··· LISTED ENTRIES

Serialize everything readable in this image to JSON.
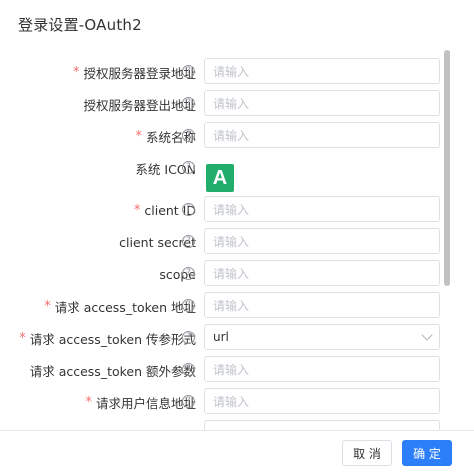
{
  "dialog": {
    "title": "登录设置-OAuth2"
  },
  "help_glyph": "?",
  "fields": [
    {
      "label": "授权服务器登录地址",
      "required": true,
      "placeholder": "请输入"
    },
    {
      "label": "授权服务器登出地址",
      "required": false,
      "placeholder": "请输入"
    },
    {
      "label": "系统名称",
      "required": true,
      "placeholder": "请输入"
    },
    {
      "label": "系统 ICON",
      "required": false,
      "icon_letter": "A",
      "icon_color": "#21ad6b"
    },
    {
      "label": "client ID",
      "required": true,
      "placeholder": "请输入"
    },
    {
      "label": "client secret",
      "required": false,
      "placeholder": "请输入"
    },
    {
      "label": "scope",
      "required": false,
      "placeholder": "请输入"
    },
    {
      "label": "请求 access_token 地址",
      "required": true,
      "placeholder": "请输入"
    },
    {
      "label": "请求 access_token 传参形式",
      "required": true,
      "value": "url"
    },
    {
      "label": "请求 access_token 额外参数",
      "required": false,
      "placeholder": "请输入"
    },
    {
      "label": "请求用户信息地址",
      "required": true,
      "placeholder": "请输入"
    }
  ],
  "required_mark": "*",
  "footer": {
    "cancel_label": "取 消",
    "ok_label": "确 定"
  },
  "colors": {
    "primary": "#2d7ff9",
    "required": "#f56c6c",
    "icon_bg": "#21ad6b"
  }
}
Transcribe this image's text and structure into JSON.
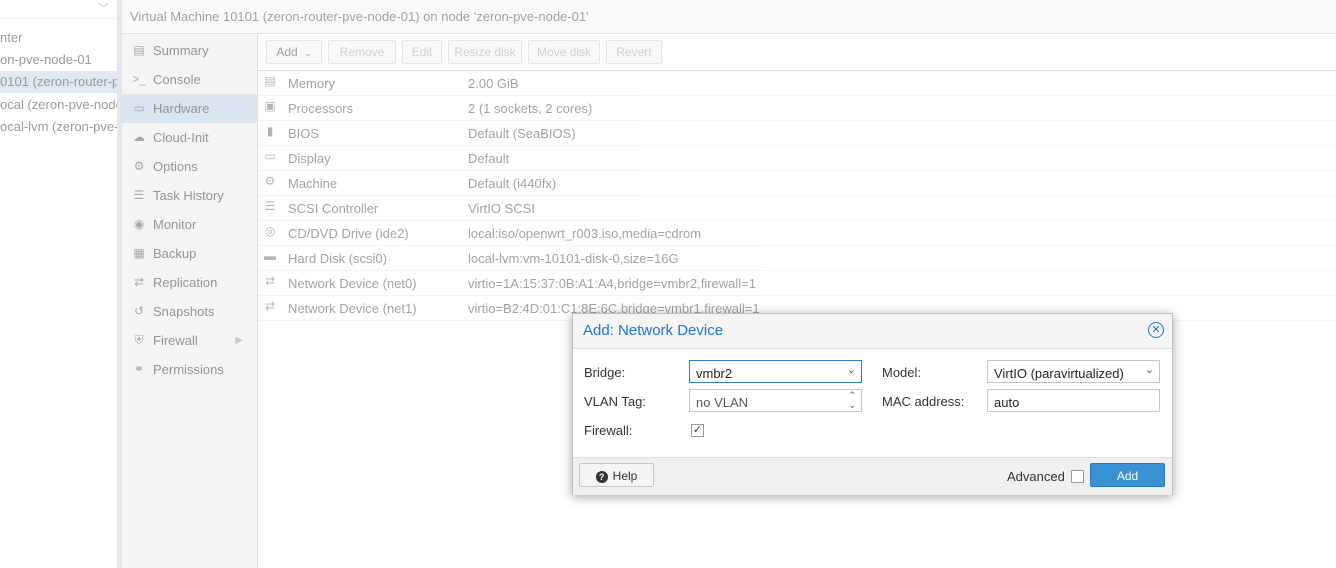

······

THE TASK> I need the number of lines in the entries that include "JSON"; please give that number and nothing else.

SOLVED EXERCISE> 2